The other main character Mikael Blomkvist – who would be called the hero but is rather a supporting character to Lisbeth – is a man who in the two year time sequence of the three books has slept with five women, but not once do we see him look at these women as ‘conquests’. He too is not looking for a committed relationship but he does care about these women, which is what makes him stand up for Lisbeth when she seems forsaken. These books home in the point that what matters is a person’s integrity, be it personal or professional.

In the situations that Lisbeth has faced in her life she is literally the damsel in distress but never once does she see herself as a victim. She is a flat chested, tattooed and pierced girl with an underdeveloped body. She’s also an excellent hacker with a photographic memory who lives outside the norms of society. She simply disregards laws and authority and she has good reason to.

The book traverses through rapists, wife beaters, paedophiles and stalkers who prey on vulnerable women but we also meet secret agents, soviet defectors and spies on the way. The story is about violence and double standards against women but it is after all in the crime thriller genre. Even for readers who have no sympathies for feminism, it is a page turner that will keep one hooked.

In the end, I hope there are more characters like Lisbeth Salander!

Meetings

Meetings – specially the official ones are a pet peeve for many introverts and I am no different. Seriously, what is the point? Everybody else in my team looks forward to one for some reason, but according to me they eat into the time I could have used to work. My boss could just have sent a mail copied to all and we would all have got the message. Perhaps the bosses were serious when they asked if anyone had any questions. I had none because like every introvert I need time to chew over what I had just been told.

What bugs me most in a meeting is that while working I am ‘in the zone’ and all of a sudden I have to drop it all and go to the conference room. Really, that’s counter-productive! And it takes me some time to get back ‘ in the zone’ and sometimes I don’t get back at all. I suppose to an extrovert it is the perfect democracy where everyone sits together and shares ideas, but to me it is just me not working…

Where’s the party tonight
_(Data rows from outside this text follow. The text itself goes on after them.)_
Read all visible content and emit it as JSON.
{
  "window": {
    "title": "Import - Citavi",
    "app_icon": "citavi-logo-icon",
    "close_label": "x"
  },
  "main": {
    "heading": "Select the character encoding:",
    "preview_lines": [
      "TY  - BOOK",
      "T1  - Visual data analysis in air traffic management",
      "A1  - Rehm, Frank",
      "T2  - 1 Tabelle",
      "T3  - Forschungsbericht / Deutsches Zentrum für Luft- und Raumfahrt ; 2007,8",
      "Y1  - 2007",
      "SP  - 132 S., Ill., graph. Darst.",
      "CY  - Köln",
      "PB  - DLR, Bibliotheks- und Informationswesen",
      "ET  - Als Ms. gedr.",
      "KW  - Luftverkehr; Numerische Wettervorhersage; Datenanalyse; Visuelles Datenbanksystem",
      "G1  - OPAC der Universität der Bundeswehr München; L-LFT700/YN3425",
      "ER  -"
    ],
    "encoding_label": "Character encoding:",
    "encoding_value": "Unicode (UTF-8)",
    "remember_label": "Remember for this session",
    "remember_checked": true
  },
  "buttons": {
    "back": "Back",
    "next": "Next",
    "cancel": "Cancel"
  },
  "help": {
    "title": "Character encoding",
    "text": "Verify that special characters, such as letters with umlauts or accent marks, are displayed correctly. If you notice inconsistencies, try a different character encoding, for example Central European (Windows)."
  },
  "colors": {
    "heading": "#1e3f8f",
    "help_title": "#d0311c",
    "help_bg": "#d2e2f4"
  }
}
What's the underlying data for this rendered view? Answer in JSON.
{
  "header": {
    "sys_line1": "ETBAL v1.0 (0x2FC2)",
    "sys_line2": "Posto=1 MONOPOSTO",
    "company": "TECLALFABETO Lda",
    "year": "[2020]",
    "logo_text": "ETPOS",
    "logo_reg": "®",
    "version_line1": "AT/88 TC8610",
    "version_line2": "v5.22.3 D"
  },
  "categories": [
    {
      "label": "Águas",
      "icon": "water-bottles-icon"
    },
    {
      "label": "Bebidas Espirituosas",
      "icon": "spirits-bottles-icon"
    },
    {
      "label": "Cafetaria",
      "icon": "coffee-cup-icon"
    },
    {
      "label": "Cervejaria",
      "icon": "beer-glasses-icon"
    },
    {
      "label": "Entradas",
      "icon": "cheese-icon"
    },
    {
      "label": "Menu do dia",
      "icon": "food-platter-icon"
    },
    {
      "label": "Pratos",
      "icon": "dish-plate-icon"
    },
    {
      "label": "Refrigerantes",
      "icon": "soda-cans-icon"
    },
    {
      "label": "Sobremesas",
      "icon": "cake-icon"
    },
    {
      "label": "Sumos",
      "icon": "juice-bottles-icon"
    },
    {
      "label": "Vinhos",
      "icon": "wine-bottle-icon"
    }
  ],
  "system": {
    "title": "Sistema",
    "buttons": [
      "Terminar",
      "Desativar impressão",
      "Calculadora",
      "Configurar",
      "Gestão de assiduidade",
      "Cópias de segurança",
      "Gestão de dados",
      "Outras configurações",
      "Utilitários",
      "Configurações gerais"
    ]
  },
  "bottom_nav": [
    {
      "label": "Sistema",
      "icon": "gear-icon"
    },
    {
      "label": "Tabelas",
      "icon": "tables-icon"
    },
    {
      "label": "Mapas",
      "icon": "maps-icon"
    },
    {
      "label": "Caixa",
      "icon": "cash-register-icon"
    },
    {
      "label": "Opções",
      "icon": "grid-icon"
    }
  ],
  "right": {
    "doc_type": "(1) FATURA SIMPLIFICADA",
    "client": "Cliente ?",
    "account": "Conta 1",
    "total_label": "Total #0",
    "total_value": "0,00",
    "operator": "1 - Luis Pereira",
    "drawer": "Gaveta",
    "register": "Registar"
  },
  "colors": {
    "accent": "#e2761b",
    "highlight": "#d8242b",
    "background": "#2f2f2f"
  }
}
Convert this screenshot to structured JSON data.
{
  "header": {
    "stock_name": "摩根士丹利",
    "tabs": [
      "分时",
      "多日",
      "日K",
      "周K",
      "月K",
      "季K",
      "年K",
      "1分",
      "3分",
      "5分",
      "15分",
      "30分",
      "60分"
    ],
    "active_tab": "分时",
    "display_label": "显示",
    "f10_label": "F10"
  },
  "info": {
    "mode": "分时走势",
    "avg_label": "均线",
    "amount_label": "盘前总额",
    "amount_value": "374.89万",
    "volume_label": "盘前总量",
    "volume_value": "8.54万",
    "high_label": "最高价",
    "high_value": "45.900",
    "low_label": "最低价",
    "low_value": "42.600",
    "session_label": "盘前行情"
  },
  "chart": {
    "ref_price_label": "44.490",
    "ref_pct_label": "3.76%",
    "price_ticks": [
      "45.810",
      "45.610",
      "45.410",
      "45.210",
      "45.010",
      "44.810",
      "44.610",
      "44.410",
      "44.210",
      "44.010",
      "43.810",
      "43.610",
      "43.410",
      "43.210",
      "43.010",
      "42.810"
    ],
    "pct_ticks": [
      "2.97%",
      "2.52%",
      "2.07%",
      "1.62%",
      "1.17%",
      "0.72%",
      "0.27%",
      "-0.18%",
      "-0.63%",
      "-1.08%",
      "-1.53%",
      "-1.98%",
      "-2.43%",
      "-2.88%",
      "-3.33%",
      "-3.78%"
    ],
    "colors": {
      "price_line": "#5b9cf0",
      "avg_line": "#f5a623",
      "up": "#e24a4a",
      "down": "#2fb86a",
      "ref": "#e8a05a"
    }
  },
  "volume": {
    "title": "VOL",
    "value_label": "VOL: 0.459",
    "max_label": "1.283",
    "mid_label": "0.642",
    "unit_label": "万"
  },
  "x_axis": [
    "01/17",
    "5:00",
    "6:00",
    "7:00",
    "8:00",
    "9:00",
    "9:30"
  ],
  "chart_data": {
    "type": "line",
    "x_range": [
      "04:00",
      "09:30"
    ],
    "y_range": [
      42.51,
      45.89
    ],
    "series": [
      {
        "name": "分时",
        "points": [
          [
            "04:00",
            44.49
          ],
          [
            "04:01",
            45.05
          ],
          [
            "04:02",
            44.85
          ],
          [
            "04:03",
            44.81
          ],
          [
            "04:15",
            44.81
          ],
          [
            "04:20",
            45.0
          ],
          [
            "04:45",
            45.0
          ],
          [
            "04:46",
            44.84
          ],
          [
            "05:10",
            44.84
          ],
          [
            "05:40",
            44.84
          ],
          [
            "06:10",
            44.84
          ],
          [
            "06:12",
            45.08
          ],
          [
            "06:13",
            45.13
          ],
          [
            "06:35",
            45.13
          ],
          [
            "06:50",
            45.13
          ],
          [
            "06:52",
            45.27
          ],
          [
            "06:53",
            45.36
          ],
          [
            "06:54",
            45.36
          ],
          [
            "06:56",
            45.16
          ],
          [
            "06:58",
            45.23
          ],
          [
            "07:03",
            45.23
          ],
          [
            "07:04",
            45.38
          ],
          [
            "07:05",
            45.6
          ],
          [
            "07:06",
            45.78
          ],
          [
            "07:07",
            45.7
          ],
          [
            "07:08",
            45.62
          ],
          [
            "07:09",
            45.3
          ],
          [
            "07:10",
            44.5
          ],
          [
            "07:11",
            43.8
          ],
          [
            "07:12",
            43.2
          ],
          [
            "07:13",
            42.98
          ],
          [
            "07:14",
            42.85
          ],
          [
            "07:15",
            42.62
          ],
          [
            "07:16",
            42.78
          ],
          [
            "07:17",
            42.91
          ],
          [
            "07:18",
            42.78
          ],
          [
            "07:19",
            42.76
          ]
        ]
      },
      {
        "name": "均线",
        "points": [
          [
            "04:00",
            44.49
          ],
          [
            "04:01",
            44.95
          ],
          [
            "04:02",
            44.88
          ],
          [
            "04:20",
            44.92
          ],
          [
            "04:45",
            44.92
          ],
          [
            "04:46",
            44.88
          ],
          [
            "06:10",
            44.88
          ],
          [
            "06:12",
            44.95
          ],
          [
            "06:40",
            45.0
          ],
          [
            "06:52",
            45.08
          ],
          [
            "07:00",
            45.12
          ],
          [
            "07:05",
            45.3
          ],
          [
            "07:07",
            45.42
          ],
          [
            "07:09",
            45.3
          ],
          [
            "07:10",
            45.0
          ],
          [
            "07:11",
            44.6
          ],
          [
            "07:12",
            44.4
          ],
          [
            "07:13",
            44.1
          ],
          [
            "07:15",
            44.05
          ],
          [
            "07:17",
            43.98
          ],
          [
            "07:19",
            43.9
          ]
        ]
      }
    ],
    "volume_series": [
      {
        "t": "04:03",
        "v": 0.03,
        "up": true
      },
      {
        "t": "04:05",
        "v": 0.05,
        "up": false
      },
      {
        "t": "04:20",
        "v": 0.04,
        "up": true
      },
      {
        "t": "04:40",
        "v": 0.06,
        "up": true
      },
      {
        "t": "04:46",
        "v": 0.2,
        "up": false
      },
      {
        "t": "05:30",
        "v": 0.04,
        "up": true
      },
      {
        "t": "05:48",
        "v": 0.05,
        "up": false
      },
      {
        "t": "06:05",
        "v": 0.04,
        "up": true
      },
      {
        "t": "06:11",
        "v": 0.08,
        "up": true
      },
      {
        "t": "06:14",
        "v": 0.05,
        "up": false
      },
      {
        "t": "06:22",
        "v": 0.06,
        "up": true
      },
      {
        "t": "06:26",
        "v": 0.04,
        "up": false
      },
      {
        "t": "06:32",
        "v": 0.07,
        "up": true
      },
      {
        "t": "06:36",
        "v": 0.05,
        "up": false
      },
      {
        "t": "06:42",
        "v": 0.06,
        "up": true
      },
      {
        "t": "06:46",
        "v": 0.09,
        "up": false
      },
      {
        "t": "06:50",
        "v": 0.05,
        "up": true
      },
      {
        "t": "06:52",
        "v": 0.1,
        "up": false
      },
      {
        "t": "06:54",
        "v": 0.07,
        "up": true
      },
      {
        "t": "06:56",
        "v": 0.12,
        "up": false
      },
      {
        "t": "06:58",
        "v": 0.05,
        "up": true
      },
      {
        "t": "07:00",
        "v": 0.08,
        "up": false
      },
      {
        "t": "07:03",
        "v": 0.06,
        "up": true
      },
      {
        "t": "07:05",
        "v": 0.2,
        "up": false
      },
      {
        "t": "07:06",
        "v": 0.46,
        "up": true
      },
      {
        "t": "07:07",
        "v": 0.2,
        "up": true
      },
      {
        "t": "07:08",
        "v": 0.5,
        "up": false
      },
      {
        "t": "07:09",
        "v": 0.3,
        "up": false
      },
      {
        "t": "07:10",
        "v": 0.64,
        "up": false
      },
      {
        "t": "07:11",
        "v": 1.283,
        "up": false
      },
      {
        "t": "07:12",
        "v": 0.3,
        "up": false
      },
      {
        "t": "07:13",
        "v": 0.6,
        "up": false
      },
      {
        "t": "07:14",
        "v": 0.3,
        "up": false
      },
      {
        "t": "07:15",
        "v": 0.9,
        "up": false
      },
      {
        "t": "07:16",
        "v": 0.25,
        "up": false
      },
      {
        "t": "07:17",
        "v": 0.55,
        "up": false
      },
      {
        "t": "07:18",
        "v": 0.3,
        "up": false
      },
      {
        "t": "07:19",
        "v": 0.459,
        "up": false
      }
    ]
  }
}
Introverts are often accused of being misanthropic, that is, they do not like people. And they like parties even less. I had an experience yesterday that is a living example of this being untrue. I went to (and enjoyed) a party. It would be an innocuous enough statement if not coming from an introvert. This was an ideal situation for an introvert though. I will explain how –
1. I was told a few days in advance so I had the time to prepare myself mentally. I kept other social activities to a minimum before and after this one and so was up to a little socializing.
2. There was no loud music or too much of a crowd or shiny disco lights in the middle of a darkened room… you get the picture, it was a gathering, not exactly a loud, raucous party.
3. I didn’t have to socialize with strangers. The people were mostly friends or acquaintances, and yes!!! I was even able to make small talk with the acquaintances I didn’t know very well. #win
I think the kind of people present play a very important role. The people here weren’t just party hopping, looking for a good time kind of people. These were people who I could have good conversations with – even if it was just small talk.
4. There was no overcrowding. Even though this was a cozy, little gathering there was space to move, to breathe and not crash into someone showing off their dancing skills.
I never thought I’d say this, but this was one party I wish I didn’t have to leave…